> Activity
Isolate every line in the records below with "type" in it.

> Dataset rows for apps and sites
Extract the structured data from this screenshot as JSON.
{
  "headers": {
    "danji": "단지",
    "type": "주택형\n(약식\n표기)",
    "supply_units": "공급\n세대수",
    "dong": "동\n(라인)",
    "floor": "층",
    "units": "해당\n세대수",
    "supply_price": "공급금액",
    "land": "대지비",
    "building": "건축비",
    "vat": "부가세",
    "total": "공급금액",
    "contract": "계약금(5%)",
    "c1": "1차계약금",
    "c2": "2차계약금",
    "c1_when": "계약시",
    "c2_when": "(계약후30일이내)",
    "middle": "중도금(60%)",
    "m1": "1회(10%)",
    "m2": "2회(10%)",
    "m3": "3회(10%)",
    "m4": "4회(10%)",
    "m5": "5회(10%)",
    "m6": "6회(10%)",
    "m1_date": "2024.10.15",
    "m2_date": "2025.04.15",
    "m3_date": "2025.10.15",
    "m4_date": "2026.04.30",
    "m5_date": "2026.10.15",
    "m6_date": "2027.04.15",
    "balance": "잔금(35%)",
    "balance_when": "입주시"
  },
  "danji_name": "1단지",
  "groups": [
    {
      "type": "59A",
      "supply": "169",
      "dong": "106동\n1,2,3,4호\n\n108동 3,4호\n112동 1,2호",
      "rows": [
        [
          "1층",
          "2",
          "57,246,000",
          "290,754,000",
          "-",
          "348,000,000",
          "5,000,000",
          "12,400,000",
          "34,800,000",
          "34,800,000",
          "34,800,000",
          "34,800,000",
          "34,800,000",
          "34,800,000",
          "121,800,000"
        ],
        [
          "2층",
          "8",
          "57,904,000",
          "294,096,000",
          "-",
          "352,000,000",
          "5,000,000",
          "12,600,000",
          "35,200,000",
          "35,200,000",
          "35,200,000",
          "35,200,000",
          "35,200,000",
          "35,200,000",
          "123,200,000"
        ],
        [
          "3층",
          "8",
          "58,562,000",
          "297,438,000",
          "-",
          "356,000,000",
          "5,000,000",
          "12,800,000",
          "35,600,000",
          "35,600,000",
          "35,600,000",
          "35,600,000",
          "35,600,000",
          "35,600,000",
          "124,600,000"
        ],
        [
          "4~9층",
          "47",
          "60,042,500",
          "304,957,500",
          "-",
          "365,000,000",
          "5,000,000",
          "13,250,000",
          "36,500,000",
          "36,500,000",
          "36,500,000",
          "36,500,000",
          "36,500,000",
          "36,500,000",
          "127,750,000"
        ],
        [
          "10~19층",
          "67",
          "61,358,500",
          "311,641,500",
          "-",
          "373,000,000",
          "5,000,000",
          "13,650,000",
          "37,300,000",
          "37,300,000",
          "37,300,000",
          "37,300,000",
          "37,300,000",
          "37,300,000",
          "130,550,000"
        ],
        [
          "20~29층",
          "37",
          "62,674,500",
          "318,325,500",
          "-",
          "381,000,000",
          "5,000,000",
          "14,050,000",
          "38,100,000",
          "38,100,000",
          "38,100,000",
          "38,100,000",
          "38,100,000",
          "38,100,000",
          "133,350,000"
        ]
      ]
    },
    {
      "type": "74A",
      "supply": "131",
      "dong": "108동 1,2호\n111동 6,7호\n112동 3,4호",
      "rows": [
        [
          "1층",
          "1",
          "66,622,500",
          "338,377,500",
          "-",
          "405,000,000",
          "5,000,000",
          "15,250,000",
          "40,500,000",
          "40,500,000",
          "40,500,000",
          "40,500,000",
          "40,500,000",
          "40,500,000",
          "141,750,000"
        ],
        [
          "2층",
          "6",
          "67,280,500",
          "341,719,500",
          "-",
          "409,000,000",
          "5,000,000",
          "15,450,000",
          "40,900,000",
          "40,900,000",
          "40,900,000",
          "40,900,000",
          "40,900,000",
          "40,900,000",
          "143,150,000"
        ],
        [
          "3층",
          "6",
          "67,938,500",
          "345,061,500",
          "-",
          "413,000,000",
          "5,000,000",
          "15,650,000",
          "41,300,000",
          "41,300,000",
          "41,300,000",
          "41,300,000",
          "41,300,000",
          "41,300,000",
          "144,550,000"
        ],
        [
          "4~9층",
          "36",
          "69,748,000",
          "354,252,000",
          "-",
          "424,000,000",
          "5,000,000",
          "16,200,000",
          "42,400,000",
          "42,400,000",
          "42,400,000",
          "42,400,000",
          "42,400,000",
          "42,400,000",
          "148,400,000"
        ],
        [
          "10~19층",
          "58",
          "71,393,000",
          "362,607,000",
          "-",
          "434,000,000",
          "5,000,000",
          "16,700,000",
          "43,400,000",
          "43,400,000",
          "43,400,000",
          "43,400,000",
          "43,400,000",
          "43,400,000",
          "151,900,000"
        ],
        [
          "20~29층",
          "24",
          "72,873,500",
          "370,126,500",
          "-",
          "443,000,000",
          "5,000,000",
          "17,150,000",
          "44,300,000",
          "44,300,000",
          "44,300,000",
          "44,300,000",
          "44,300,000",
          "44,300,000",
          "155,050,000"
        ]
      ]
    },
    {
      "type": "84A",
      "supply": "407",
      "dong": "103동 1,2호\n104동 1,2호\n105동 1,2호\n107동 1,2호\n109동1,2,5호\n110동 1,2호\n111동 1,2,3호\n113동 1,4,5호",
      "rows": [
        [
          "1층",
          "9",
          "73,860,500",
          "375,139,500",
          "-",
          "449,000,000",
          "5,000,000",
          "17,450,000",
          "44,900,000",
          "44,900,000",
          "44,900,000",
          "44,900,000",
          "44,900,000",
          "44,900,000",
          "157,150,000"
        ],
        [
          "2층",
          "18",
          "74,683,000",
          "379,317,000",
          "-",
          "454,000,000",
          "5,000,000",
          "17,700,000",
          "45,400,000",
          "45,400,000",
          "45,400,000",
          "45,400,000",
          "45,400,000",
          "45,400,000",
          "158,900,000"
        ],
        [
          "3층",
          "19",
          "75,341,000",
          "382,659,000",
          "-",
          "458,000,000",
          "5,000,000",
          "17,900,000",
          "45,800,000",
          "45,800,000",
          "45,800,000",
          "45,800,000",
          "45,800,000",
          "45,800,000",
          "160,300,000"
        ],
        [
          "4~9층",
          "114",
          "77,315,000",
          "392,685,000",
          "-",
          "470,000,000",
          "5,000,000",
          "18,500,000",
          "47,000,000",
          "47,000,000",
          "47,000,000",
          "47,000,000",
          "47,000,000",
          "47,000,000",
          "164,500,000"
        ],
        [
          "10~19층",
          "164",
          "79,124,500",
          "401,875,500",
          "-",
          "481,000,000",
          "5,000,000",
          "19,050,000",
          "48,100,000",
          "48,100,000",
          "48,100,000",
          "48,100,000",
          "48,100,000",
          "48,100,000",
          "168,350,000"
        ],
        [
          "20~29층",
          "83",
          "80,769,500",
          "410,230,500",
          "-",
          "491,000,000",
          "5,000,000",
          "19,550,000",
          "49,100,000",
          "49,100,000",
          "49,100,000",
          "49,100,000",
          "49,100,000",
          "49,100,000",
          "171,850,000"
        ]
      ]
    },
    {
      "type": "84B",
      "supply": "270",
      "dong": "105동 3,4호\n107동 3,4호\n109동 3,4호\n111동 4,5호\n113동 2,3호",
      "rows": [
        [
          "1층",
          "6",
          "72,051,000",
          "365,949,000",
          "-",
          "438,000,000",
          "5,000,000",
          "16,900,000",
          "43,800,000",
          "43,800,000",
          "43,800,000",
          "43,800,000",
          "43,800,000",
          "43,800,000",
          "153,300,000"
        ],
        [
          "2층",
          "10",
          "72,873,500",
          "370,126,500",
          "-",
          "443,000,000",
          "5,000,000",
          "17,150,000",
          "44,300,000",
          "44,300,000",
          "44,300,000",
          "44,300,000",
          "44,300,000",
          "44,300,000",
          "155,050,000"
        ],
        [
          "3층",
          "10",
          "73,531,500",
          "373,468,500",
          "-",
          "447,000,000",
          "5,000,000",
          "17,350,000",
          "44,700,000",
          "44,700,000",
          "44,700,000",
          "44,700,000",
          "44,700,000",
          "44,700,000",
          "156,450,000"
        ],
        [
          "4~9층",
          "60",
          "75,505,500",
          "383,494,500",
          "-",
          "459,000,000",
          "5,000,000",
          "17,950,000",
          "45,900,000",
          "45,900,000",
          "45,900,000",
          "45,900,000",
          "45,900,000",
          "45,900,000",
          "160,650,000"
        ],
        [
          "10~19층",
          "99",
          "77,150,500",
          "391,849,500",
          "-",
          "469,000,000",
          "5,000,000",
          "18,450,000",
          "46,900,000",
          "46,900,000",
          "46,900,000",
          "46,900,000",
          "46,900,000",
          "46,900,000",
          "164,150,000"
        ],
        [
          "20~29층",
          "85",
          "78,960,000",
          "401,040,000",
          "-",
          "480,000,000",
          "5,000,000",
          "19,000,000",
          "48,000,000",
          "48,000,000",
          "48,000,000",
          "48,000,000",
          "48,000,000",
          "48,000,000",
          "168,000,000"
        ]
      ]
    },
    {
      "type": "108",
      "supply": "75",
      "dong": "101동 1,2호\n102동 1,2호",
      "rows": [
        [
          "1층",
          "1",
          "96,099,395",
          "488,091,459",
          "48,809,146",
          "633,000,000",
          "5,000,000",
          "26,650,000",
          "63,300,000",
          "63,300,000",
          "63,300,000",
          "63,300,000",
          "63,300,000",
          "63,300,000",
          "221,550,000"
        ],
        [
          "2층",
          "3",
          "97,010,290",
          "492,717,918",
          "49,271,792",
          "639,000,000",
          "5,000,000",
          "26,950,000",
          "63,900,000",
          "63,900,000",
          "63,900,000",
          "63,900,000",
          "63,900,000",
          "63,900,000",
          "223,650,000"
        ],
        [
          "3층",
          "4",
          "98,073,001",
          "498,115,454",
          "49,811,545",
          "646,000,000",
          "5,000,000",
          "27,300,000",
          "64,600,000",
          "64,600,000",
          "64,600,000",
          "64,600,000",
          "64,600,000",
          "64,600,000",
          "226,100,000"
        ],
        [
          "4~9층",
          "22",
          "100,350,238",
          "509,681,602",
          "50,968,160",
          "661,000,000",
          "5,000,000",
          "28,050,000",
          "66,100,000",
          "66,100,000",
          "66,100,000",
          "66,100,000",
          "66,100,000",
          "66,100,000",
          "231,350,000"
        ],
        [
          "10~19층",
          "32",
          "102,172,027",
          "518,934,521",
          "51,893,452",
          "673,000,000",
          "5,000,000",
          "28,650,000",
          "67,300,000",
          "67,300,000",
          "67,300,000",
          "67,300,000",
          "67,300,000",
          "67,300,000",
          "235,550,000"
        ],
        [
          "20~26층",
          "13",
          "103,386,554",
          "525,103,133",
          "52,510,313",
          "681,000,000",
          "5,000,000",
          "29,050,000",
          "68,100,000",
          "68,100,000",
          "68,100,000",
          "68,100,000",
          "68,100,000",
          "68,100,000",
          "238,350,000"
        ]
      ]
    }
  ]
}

> Solution for this problem
    "type": "주택형\n(약식\n표기)",
      "type": "59A",
      "type": "74A",
      "type": "84A",
      "type": "84B",
      "type": "108",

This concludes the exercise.